==== Task material ====
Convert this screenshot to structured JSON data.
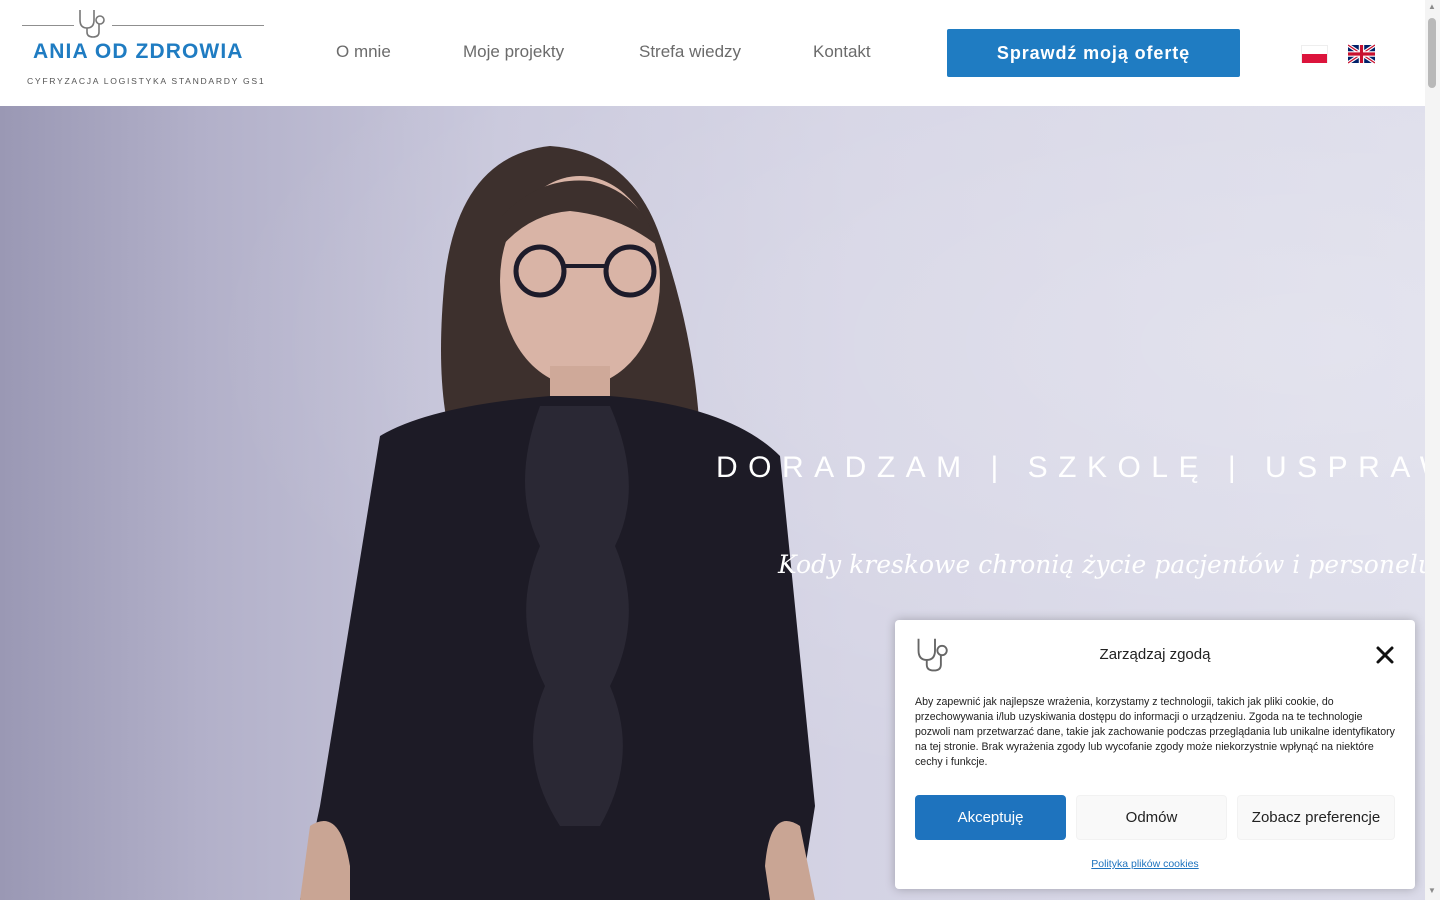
{
  "logo": {
    "title": "ANIA OD ZDROWIA",
    "subtitle": "CYFRYZACJA  LOGISTYKA  STANDARDY GS1",
    "icon": "stethoscope-icon"
  },
  "nav": {
    "items": [
      {
        "label": "O mnie"
      },
      {
        "label": "Moje projekty"
      },
      {
        "label": "Strefa wiedzy"
      },
      {
        "label": "Kontakt"
      }
    ],
    "cta_label": "Sprawdź moją ofertę",
    "languages": [
      {
        "icon": "flag-poland-icon"
      },
      {
        "icon": "flag-uk-icon"
      }
    ]
  },
  "hero": {
    "title": "DORADZAM | SZKOLĘ | USPRAWNIAM",
    "subtitle": "Kody kreskowe chronią życie pacjentów i personelu!"
  },
  "cookie": {
    "title": "Zarządzaj zgodą",
    "text": "Aby zapewnić jak najlepsze wrażenia, korzystamy z technologii, takich jak pliki cookie, do przechowywania i/lub uzyskiwania dostępu do informacji o urządzeniu. Zgoda na te technologie pozwoli nam przetwarzać dane, takie jak zachowanie podczas przeglądania lub unikalne identyfikatory na tej stronie. Brak wyrażenia zgody lub wycofanie zgody może niekorzystnie wpłynąć na niektóre cechy i funkcje.",
    "accept_label": "Akceptuję",
    "deny_label": "Odmów",
    "prefs_label": "Zobacz preferencje",
    "policy_link": "Polityka plików cookies"
  },
  "colors": {
    "brand_blue": "#1f7cc2",
    "button_blue": "#1e73be",
    "nav_text": "#6b6b6b"
  }
}
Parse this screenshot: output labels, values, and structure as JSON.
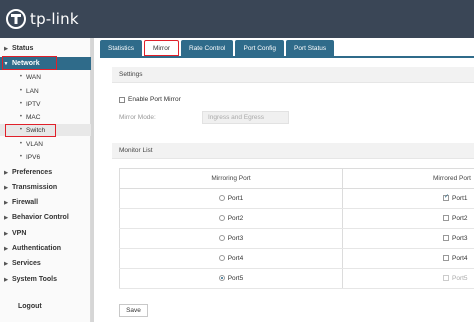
{
  "brand": {
    "name": "tp-link"
  },
  "sidebar": {
    "items": [
      {
        "label": "Status"
      },
      {
        "label": "Network"
      },
      {
        "label": "Preferences"
      },
      {
        "label": "Transmission"
      },
      {
        "label": "Firewall"
      },
      {
        "label": "Behavior Control"
      },
      {
        "label": "VPN"
      },
      {
        "label": "Authentication"
      },
      {
        "label": "Services"
      },
      {
        "label": "System Tools"
      },
      {
        "label": "Logout"
      }
    ],
    "network_sub": [
      {
        "label": "WAN"
      },
      {
        "label": "LAN"
      },
      {
        "label": "IPTV"
      },
      {
        "label": "MAC"
      },
      {
        "label": "Switch"
      },
      {
        "label": "VLAN"
      },
      {
        "label": "IPV6"
      }
    ]
  },
  "tabs": [
    {
      "label": "Statistics"
    },
    {
      "label": "Mirror"
    },
    {
      "label": "Rate Control"
    },
    {
      "label": "Port Config"
    },
    {
      "label": "Port Status"
    }
  ],
  "settings": {
    "heading": "Settings",
    "enable_label": "Enable Port Mirror",
    "mode_label": "Mirror Mode:",
    "mode_value": "Ingress and Egress"
  },
  "monitor": {
    "heading": "Monitor List",
    "col1": "Mirroring Port",
    "col2": "Mirrored Port",
    "rows": [
      {
        "mirroring": "Port1",
        "mirrored": "Port1",
        "mirroring_selected": false,
        "mirrored_checked": true,
        "mirrored_disabled": false
      },
      {
        "mirroring": "Port2",
        "mirrored": "Port2",
        "mirroring_selected": false,
        "mirrored_checked": false,
        "mirrored_disabled": false
      },
      {
        "mirroring": "Port3",
        "mirrored": "Port3",
        "mirroring_selected": false,
        "mirrored_checked": false,
        "mirrored_disabled": false
      },
      {
        "mirroring": "Port4",
        "mirrored": "Port4",
        "mirroring_selected": false,
        "mirrored_checked": false,
        "mirrored_disabled": false
      },
      {
        "mirroring": "Port5",
        "mirrored": "Port5",
        "mirroring_selected": true,
        "mirrored_checked": false,
        "mirrored_disabled": true
      }
    ]
  },
  "save_label": "Save",
  "colors": {
    "header": "#3a4656",
    "accent": "#2f6b8a",
    "highlight": "#e0202a"
  }
}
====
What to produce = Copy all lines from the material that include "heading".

Task output =
    "heading": "Settings",
    "heading": "Monitor List",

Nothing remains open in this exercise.